The State of Aloha

Here’s something I’ve noticed about a common dialogue that occurs when folks start talking to each other around here. When you go to some social gathering and you start chatting with someone, the question will almost inevitably arise: Where do you live? Answers vary.

Haiku, town, Upcountry, Hana, wai-side or west side are some of the common answers to this often-asked question. From there it might get more specific. “Oh yeah?” you might hear. “Where in Haiku?”

That’s when we descend into particularities. Pauwela instead of Haiku perhaps. Or maybe a road like Halama Street. Landmarks are also common. “By Kalama School next to the old chicken farm,” you could say.

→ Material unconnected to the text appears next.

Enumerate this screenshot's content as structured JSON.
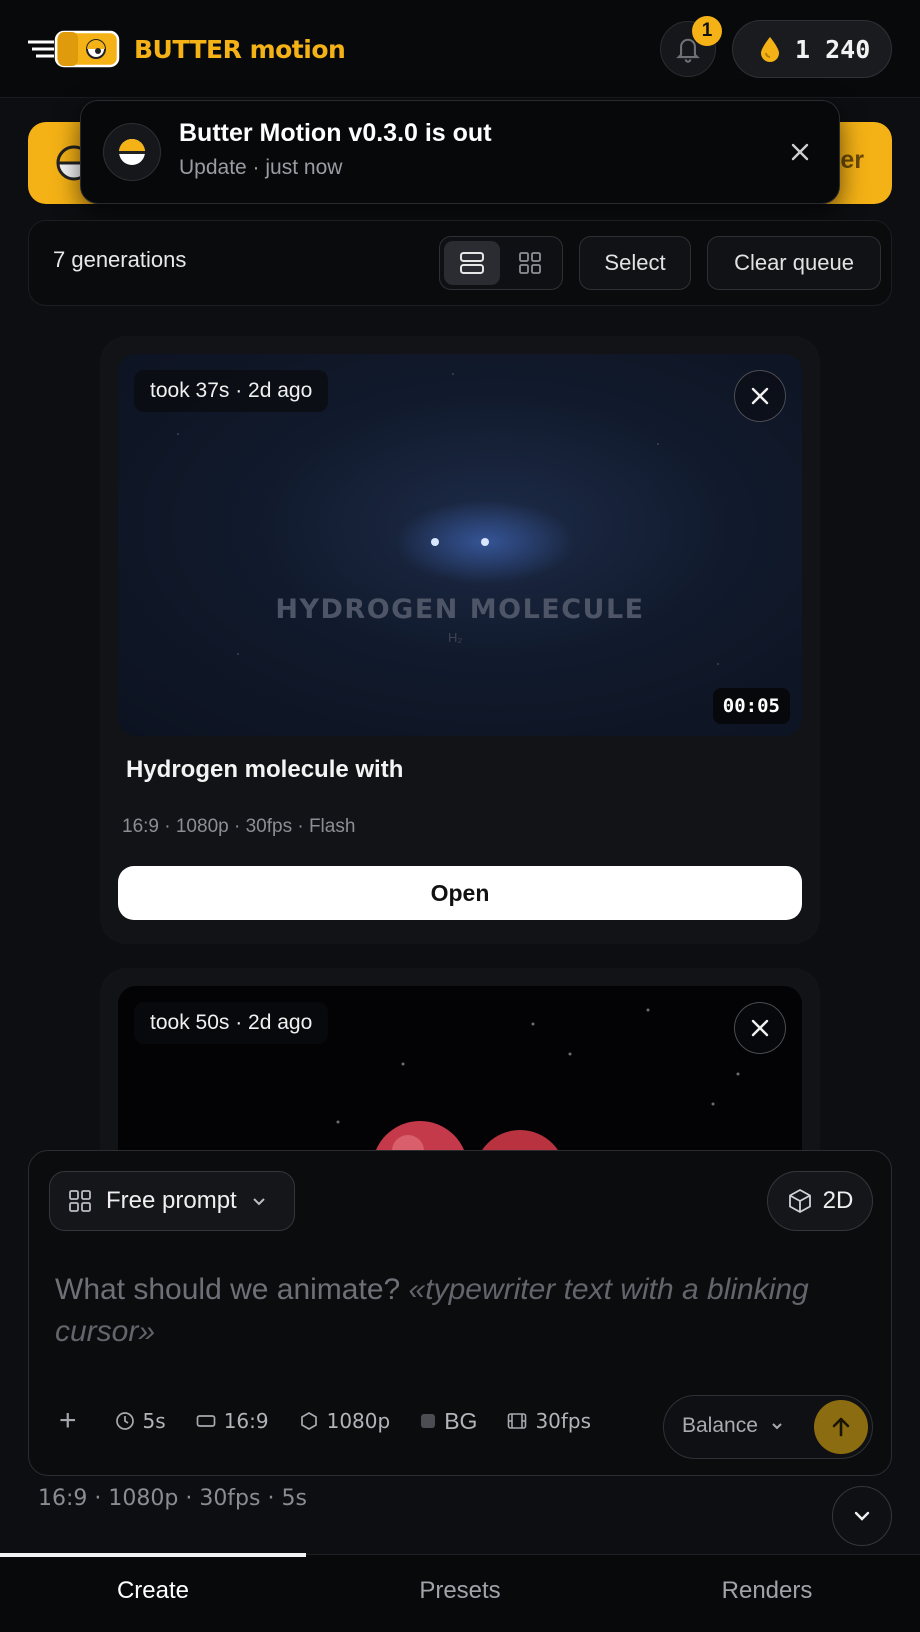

Dividing Maui has a long history. Nowadays the island is generally divided into large swaths of land: West Maui, town, north shore, Upcountry, Hana, East Maui and Kihei. But if you go back to the days of the Hawaiian Kingdom, you will find that the island is divided into 12 distinct districts.

The large district is called a moku. A boundary could be a stream, mountain ridge or some other natural feature. Sometimes an entire island is a moku — like Kahoolawe, for instance.

On the island of Maui there are 12 traditional moku. Three encompass the west side: Lahaina, Kaanapali and Puali Komohana — a large district running from Waihee to Waikapu. The rest of the island is divided into nine distinct moku, each of which have their own characteristics.

With the exception of Hamakuapoko, all the other moku intersect on at the summit of a mountain on the slopes of Haleakala known as Pohaku Palaha, which literally means flattened or smooth rock. Pohaku Palaha is considered the center, or piko, of the island. From this one point extends the boundaries of most parts of the island.

The moku you live in is distinct and has its own characteristics. It has an identity of its own. Take the one I grew up in. Hamakualoa is the moku wedged between Hamakuapoko to the west and Koolau to the east. The boundary’s western border is in Haiku near Maliko Gulch and runs along the shore through the gulches of Pauwela, Kuiaha, Kaupakalua, Ulumalu, and onward through lesser-known gulches until you reach East Hanawana. This area is and always will be the area I know best.

But the moku isn’t the only division of land. Within the district are smaller areas — the well-known ahupuaa. It is usually a long, triangular-shaped piece of land that has a little bit of shoreline (and the outer reefs) and continues up the mountain into the uplands and forests. This unique division of land provided resources and climates from both the mountains and the sea. It provided balance for inhabitants of the ahupuaa and was designed to ensure everyone could live off the land.

These ancient boundaries have been making a comeback. Counties on Kauai and Oahu have over the years built signs recognizing the traditional borders between moku and ahupuaa. I remember driving on the windward side of Oahu years ago and noticed these informative signs showing a large pile of rocks — a traditional boundary marker from old Hawaii.

Turns out I wasn’t the only person who noticed these signs. A 7th-grader from Maui saw them when he was on Oahu last summer. He turned the experience into a project to work with the county and Native Hawaiian groups to bring similar kinds of signs to Maui. It was an open invitation initiated through a letter to The Maui News.

Last October that young man, Riley Regan, stood with around 100 others at Kenolio Park in Kihei for the erecting of Maui’s first designation of a moku and ahupuaa. The county’s Office of Economic Development created signs all over Kula Kai — the moku known today as Kihei. The signs are colorful and depict not only the names of the area but have symbolic colors and items distinct to the place.

For example, the Pulehunui ahupuaa is blue with pictures of turtles. That’s because this ahupuaa includes Kealia Pond — a home for the animals. The sign in lower Keokea is purple to represent the sweet potato that was harvested in the uplands of the area. South Maui is just the start.

The project is intended to spread to the rest of the island. It will help educate visitors and locals alike about the old boundaries that they call home. So now, at parties when folks ask where you’re from, you should find your ahupuaa and say it proudly. In my case, that’s the ahupuaa of Peahi just east of Kealii Iki.

* Ben Lowenthal is a trial and appellate lawyer, currently with the Office of the Public Defender, who grew up on Maui. His email is 808stateofaloha@gmail.com. “The State of Aloha” alternates Fridays with Sarah Ruppenthal’s “Neighbors.”